For context, a Tier 3 HPC facility is typically a supercomputer based at a university that’s at the disposal of its research teams to use.
“RCS provides advanced computing resources to any researcher at Imperial College London through its scheduled and interactive HPC platforms, large-scale data storage and data transfer capabilities, and research software engineering consultancy and communities,” the organisations said, in a joint statement.
Read more about HPC deployments
- More than half of pharmaceutical and biotech companies expect over 10% growth in genomic workloads but are facing scalability and other challenges with their HPC infrastructure.
- Nordic colocation firm atNorth claims to have pulled off a country first by opening a renewably powered HPC datacentre hub in Stockholm, Sweden.
The university also confirmed the RCS will rely on Lenovo Neptune’s water cooling system for temperature regulation purposes and sustainability reasons.
“Imperial College, Lenovo and Intel all share an unwavering commitment and innovative eagerness to sustainability,” the organisations said, in a joint statement. “The RCS supercomputer is now able to run with both reduced power and carbon emissions, while providing researchers with the HPC power to create sustainable solutions to benefit the wider society, having a positive long-term impact on humanity.”
Professor Mary Ryan, vice-provost of research and enterprise at Imperial, said the collaboration will elevate the college’s standing in the research community.
“This investment strengthens our position at the forefront of research, innovation and training, with increased capabilities and better services, while also reducing our future carbon footprint,” she said.
Scott Tease, vice-president and general manager of HPC and AI at Lenovo, said Imperial had two key requirements when it first started looking into the possibility of building out its supercomputing capabilities.
“Like many in the HPC community, Imperial College London faced two competing mandates for their new supercomputer – the need to deliver more computational power to their researchers across multiple disciplines to drive a faster time to answers, and the requirement to reduce the environmental impact of the system,” he said.

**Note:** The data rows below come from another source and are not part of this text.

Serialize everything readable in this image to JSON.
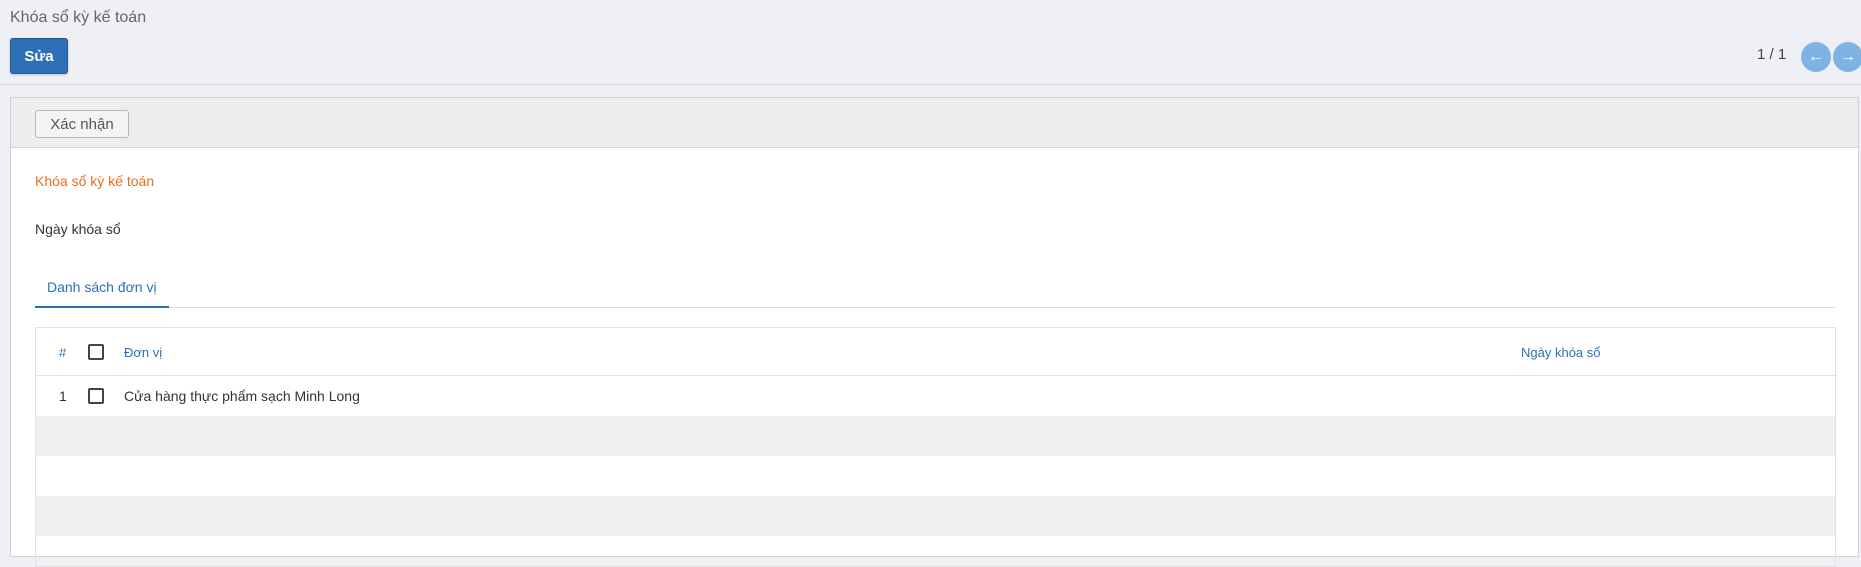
{
  "header": {
    "breadcrumb": "Khóa sổ kỳ kế toán",
    "edit_label": "Sửa",
    "pager": "1 / 1",
    "prev_icon": "←",
    "next_icon": "→"
  },
  "statusbar": {
    "confirm_label": "Xác nhận"
  },
  "form": {
    "title": "Khóa sổ kỳ kế toán",
    "close_date_label": "Ngày khóa sổ",
    "tab_units": "Danh sách đơn vị"
  },
  "table": {
    "columns": [
      "#",
      "Đơn vị",
      "Ngày khóa sổ"
    ],
    "rows": [
      {
        "index": "1",
        "unit": "Cửa hàng thực phẩm sạch Minh Long",
        "close_date": ""
      }
    ]
  }
}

“By utilising Neptune systems with Intel’s High Bandwidth memory, Imperial College will provide their researchers with phenomenal compute capabilities, while actually reducing the power consumed to deliver them.”